4th of July in Ely!

Jul 13, 2023
Mac Leaf and Ruby Lenertz
Loon inflatable on float in town

Parade in Ely

This summer Northeastern Minnesotans for Wilderness welcomed interns to our team. Ruby Lenertz is from Tucson, Arizona, where she attends the University of Arizona, studying environmental studies and anthropology. Ruby now serves as the Outreach Intern for the Campaign to Save the Boundary Waters. Mac Leaf is from Winona, MN, and moved up to Ely in 2021 to attend the Vermilion Campus of MN North College. Mac graduated this spring with a degree in Wilderness and Parks Management, and proceeded to join the team as an intern for Boundary Waters Connect. Ruby and Mac were involved in the planning and execution of the Save the Boundary Waters float in the Ely Fourth of July parade. Together they wrote the following blog post about their Fourth of July Parade experience.  

The Ely community proves itself to be prepared, invested, and die-hard Fourth of July celebrators - we drove through the town at 8:30 AM to see the streets already lined with colorful chairs, blankets, and caution tape to mark sitting areas. Almost no one was walking the streets, everyone seemed to be preparing for the hectic day ahead of them, just as we were. Driving through town and seeing the enthusiasm and preparedness of Ely gave all of us a boost in energy and optimism about spreading our message of protecting America’s Wilderness. 

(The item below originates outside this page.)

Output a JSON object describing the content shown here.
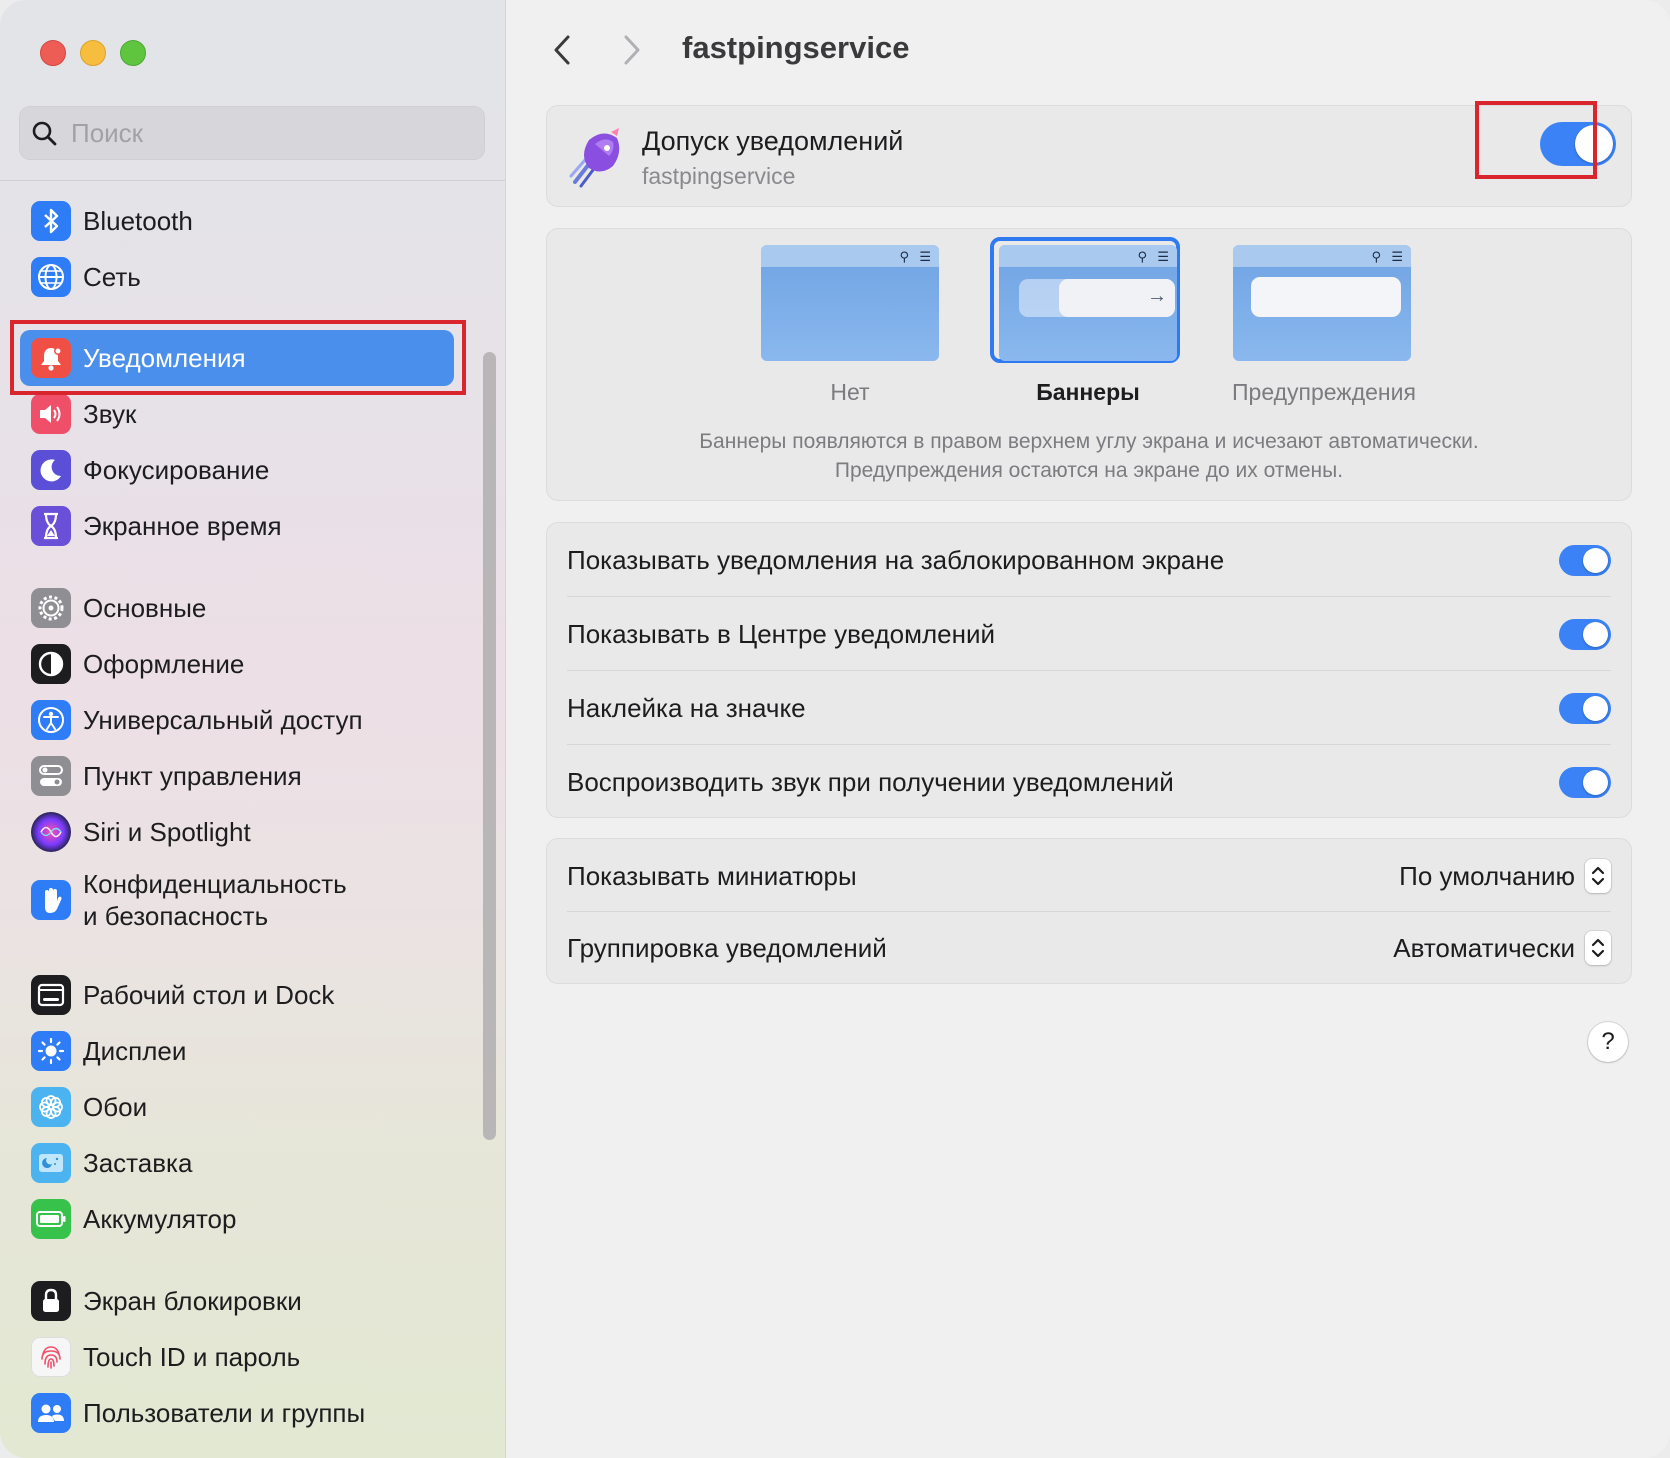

The morning started with assembling our Save the Boundary Waters float and of course, getting Ima (the inflatable loon) perched on the trailer decked out in stars and stripes. After an hour of hanging streamers and banners and assembling a nest, our float was complete. Ima stood tall and proud. After the initial test of the float to make sure Ima would survive the drive, we took to the staging area and hydrated ourselves for the long and hot day ahead of us, shaking our heads at the weather forecast for saying it would rain all day. Our parade volunteers started trickling in, and we got them settled in and prepared for the walk. A lucky two of our volunteers got to sit on the float with Ima.

As the line started moving, you could see the passion and enthusiasm for Save the Boundary Waters start bubbling over within our volunteers. Everyone was excited to get out there and walk alongside us, and we were ecstatic to have their support. None of the work we do would have nearly as much of an impact without the help and support of our volunteers. (THANK YOU!) As we started down our route, we got our first interactions from the crowd waiting to see us go by, and the immediate support we received was overwhelming; this support continued with us as we traveled along the streets. Joyous cheering and excitement were radiating from the community about our work and dedication to the wilderness. As we chanted “Save the Boundary Waters!” children and adults alike joined in the chorus with passion. We are incredibly fortunate to live in a community with so much support and love.

On the Fourth of July, we celebrated the idea that the Boundary Waters is America’s Wilderness. The celebration of freedom on the Fourth of July also celebrates the idea that freedom comes with public access to Wilderness. It’s essential to our nation. The Boundary Waters Canoe Area Wilderness is not only an incredible mental health outlet, hub of recreational activity, and natural beauty to have at our doorstep, but it is also essential to solving the climate crisis. The Boundary Waters is made up of a mixed boreal forest, and, on average, an acre of boreal forest land holds 180 tons of carbon from being released into the atmosphere. The Boundary Waters is public land, which belongs to EVERYONE, and it is everyone’s individual right to its’ beauty and the abundant opportunities within. It is important to protect it due to it being utilized by so many people for so many different reasons. Some people hike, some kayak, some fish, some are naturalists, some have never been in a wilderness area at all, and some (like Mother Earth) need it to survive. THAT is what we are saving.

As we came to a close on our parade route, we thanked our volunteers, business owners, and local community and parted ways with them as we took to disassembling the float. During this disassembling, we had a lot of time to think about our experience in the parade. Of course, we loved being able to speak loudly for this quiet place and show pride and passion for the place we believe in. Our love for Ely is passionate, but we need to turn that passion into purposeful action. That is what Save the Boundary Waters is doing: purposeful action for something we believe in. Thank all of you who believe in it too! 

Written by Mac Leaf and Ruby Lenertz


Volunteers walking
4th in Ely in front of outfitter
Becky rom in float
Float in front of state theater
Ely outfitting company van